Start of LISTED RECORDS

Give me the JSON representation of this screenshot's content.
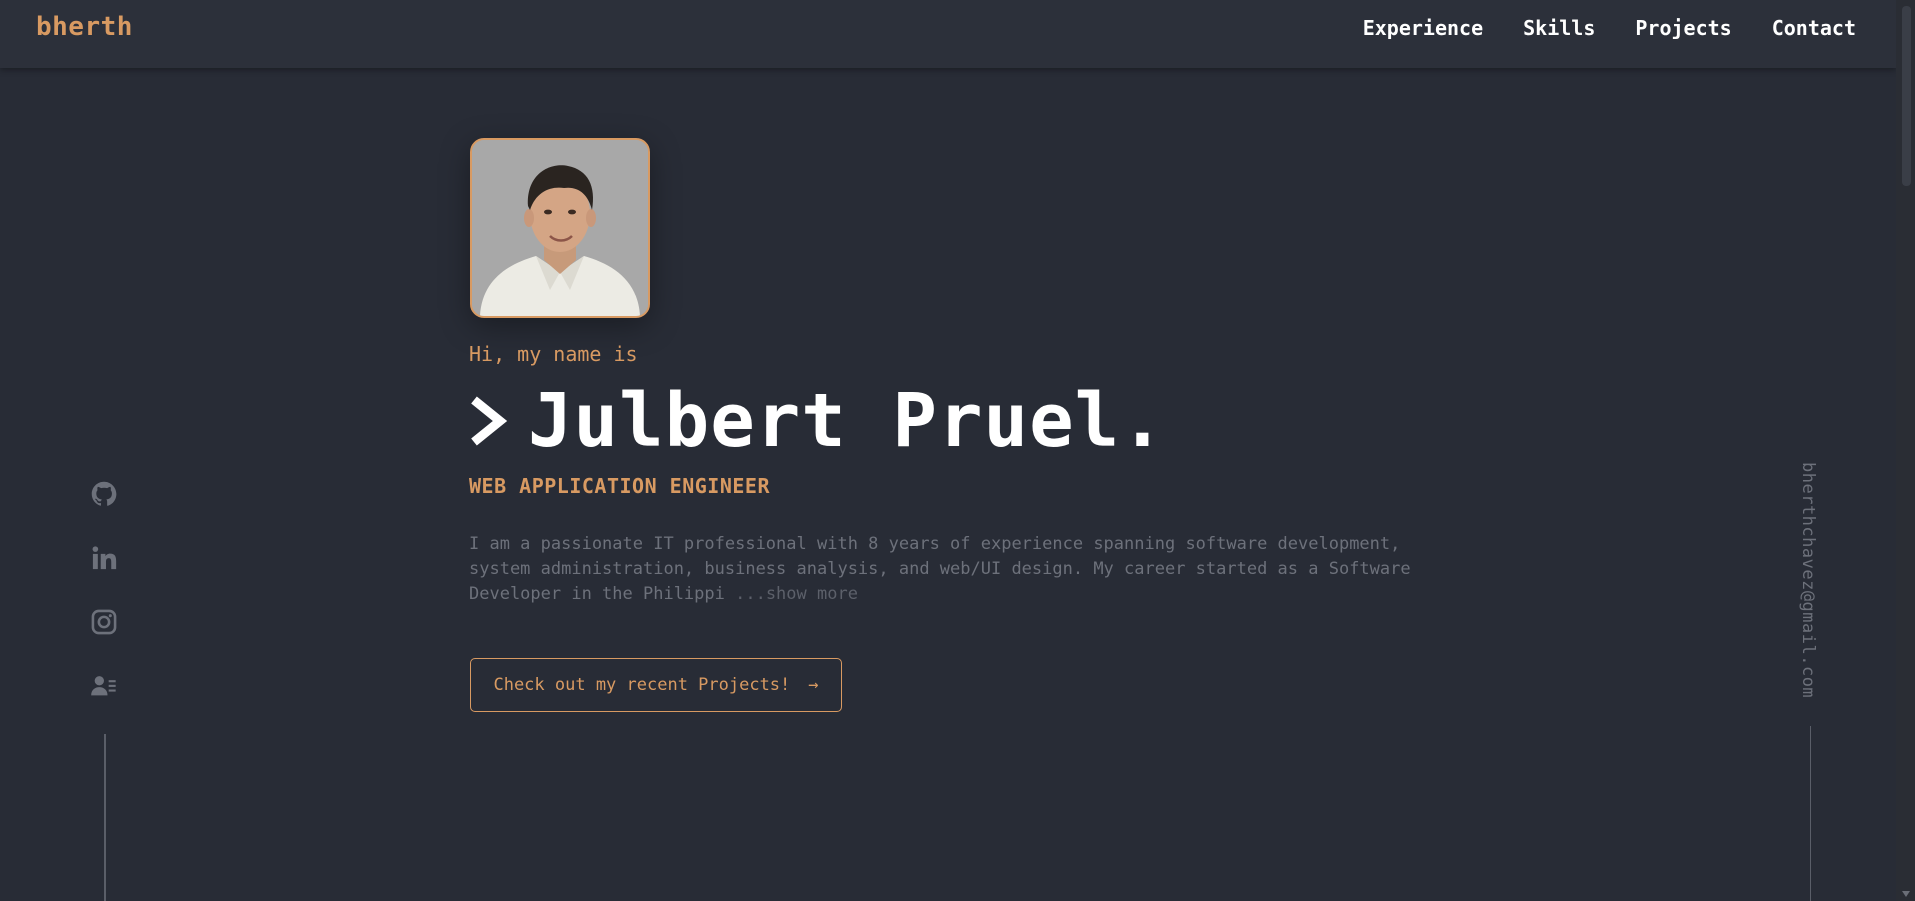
{
  "header": {
    "logo": "bherth",
    "nav": [
      "Experience",
      "Skills",
      "Projects",
      "Contact"
    ]
  },
  "hero": {
    "greeting": "Hi, my name is",
    "name": "Julbert Pruel.",
    "role": "WEB APPLICATION ENGINEER",
    "bio": "I am a passionate IT professional with 8 years of experience spanning software development, system administration, business analysis, and web/UI design. My career started as a Software Developer in the Philippi",
    "show_more": " ...show more",
    "cta": "Check out my recent Projects!",
    "cta_arrow": "→"
  },
  "social_icons": [
    "github-icon",
    "linkedin-icon",
    "instagram-icon",
    "resume-icon"
  ],
  "email": "bherthchavez@gmail.com",
  "colors": {
    "accent": "#d89a62",
    "background": "#282c36",
    "header": "#2c303a",
    "muted": "#6d717b"
  }
}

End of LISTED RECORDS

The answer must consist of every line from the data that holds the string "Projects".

**FINISHED TASK**
      "Projects",
    "cta": "Check out my recent Projects!",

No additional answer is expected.